* **Task item**
Wherever a line in the data below holds "your", copy that line.

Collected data
# # # # #

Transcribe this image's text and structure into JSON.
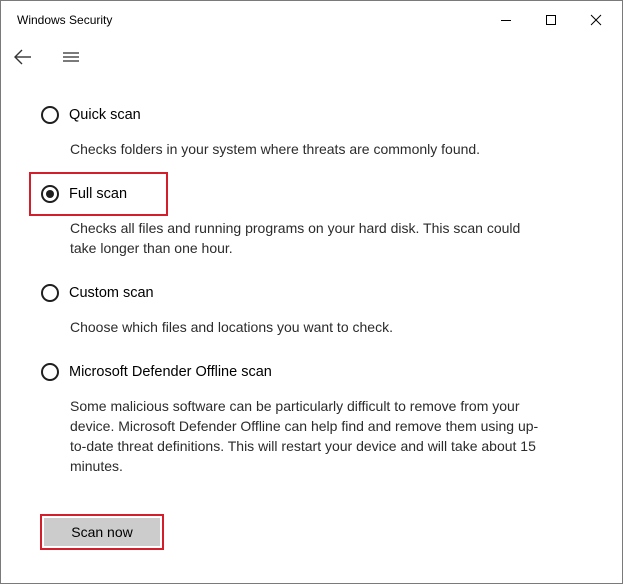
{
  "window": {
    "title": "Windows Security"
  },
  "icons": {
    "minimize": "minimize-icon",
    "maximize": "maximize-icon",
    "close": "close-icon",
    "back": "back-arrow-icon",
    "menu": "hamburger-menu-icon"
  },
  "scan_options": [
    {
      "label": "Quick scan",
      "description": "Checks folders in your system where threats are commonly found.",
      "selected": false
    },
    {
      "label": "Full scan",
      "description": "Checks all files and running programs on your hard disk. This scan could take longer than one hour.",
      "selected": true
    },
    {
      "label": "Custom scan",
      "description": "Choose which files and locations you want to check.",
      "selected": false
    },
    {
      "label": "Microsoft Defender Offline scan",
      "description": "Some malicious software can be particularly difficult to remove from your device. Microsoft Defender Offline can help find and remove them using up-to-date threat definitions. This will restart your device and will take about 15 minutes.",
      "selected": false
    }
  ],
  "actions": {
    "scan_now_label": "Scan now"
  },
  "colors": {
    "highlight": "#d21f2b",
    "button_bg": "#cccccc",
    "radio": "#1f1f1f"
  }
}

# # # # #

* **Output below**
      "description": "Checks folders in your system where threats are commonly found.",
      "description": "Checks all files and running programs on your hard disk. This scan could take longer than one hour.",
      "description": "Some malicious software can be particularly difficult to remove from your device. Microsoft Defender Offline can help find and remove them using up-to-date threat definitions. This will restart your device and will take about 15 minutes.",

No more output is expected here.